Tally the lines of the data that include the word "Rana". Only the number is to be returned.

++++

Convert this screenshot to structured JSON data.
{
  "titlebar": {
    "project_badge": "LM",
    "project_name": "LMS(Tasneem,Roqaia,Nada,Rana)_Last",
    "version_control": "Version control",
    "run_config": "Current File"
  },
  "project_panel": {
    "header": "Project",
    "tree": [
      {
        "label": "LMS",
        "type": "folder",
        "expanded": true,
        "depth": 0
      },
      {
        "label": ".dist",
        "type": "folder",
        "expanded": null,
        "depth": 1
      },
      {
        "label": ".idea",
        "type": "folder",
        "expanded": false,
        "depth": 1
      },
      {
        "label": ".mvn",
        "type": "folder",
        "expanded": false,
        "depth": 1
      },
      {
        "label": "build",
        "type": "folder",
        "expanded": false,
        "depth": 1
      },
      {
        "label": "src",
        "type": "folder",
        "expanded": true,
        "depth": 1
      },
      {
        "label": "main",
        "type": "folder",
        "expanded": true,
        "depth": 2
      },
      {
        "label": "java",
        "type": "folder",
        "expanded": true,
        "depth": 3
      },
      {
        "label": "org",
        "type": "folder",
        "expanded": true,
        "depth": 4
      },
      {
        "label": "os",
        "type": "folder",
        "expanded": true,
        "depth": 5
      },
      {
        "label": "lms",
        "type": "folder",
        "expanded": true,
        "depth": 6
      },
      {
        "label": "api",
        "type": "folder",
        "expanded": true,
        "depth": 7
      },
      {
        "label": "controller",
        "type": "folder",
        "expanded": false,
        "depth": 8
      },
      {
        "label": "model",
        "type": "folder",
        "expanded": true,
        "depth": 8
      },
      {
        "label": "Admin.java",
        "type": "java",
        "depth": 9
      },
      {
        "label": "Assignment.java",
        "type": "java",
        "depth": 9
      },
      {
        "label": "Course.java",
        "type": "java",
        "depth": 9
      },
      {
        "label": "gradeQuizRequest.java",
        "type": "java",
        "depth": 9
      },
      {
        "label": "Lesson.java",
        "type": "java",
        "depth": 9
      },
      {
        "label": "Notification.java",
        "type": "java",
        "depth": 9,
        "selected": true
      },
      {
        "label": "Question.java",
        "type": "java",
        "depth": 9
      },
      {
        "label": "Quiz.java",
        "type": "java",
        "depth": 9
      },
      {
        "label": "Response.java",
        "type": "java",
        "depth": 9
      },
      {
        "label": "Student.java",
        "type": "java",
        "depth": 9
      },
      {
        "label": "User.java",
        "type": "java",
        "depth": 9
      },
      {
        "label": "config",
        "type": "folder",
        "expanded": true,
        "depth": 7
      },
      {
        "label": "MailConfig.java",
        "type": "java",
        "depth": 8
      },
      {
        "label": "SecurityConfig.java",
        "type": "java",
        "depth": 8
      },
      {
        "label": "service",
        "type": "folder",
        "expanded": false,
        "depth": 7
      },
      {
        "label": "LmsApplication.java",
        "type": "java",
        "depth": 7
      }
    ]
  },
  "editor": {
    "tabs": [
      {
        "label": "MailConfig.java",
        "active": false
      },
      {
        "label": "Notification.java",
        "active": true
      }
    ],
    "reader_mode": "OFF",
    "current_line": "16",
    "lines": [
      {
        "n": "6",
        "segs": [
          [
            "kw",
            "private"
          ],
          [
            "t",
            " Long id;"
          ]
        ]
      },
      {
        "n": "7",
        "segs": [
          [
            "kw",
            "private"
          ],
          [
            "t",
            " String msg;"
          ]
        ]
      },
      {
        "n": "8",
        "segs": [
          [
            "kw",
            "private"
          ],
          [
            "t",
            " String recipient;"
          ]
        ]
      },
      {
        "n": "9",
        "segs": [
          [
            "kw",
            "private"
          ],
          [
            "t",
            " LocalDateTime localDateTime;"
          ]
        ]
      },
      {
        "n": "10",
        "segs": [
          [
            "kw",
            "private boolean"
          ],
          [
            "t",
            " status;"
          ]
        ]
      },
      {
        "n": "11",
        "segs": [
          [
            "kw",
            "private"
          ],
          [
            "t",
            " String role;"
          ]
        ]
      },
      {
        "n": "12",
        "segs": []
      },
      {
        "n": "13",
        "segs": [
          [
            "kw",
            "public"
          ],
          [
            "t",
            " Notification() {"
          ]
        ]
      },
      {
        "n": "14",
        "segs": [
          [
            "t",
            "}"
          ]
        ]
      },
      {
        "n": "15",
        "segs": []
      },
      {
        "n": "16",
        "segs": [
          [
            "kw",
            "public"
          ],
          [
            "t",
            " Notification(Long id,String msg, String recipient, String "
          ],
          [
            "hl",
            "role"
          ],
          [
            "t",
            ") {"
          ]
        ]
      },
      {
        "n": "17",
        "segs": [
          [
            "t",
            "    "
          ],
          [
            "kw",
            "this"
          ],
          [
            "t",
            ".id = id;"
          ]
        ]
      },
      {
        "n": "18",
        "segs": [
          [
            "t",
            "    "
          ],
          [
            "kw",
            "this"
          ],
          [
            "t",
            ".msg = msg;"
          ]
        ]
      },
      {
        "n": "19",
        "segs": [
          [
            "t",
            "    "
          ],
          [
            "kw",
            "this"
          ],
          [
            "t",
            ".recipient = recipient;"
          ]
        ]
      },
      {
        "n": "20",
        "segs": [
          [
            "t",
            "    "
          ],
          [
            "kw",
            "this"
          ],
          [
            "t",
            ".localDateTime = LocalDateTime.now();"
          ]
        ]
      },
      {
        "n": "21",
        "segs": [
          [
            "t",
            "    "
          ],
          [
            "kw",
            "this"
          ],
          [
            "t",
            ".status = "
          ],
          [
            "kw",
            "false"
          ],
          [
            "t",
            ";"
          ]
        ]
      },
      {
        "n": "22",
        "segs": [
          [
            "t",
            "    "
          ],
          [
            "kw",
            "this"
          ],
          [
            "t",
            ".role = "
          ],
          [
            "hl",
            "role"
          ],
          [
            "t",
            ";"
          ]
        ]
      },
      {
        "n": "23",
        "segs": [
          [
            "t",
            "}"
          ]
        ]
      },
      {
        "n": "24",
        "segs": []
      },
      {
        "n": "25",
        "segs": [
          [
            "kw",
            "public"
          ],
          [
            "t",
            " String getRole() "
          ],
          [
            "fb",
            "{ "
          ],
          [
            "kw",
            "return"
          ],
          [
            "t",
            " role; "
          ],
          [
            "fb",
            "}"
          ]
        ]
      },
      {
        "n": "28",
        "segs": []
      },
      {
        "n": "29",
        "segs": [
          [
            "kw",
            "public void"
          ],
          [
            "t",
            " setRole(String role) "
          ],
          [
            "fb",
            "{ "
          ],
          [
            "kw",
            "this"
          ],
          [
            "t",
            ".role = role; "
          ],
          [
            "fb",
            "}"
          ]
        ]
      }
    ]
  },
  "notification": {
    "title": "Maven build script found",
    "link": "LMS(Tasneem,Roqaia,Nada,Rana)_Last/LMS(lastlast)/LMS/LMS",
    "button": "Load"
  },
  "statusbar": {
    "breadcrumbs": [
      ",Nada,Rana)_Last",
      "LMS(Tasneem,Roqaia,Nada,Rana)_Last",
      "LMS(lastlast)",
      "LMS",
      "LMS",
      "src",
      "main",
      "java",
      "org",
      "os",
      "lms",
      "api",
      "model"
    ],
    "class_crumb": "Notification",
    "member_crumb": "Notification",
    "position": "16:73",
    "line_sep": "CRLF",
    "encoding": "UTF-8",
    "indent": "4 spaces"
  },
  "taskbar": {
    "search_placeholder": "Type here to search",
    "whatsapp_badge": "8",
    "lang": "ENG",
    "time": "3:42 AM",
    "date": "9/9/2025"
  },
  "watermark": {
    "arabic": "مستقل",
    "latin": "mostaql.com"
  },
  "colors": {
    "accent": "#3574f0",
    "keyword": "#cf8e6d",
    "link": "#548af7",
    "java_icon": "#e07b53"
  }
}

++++

◆ **Exercise output**
4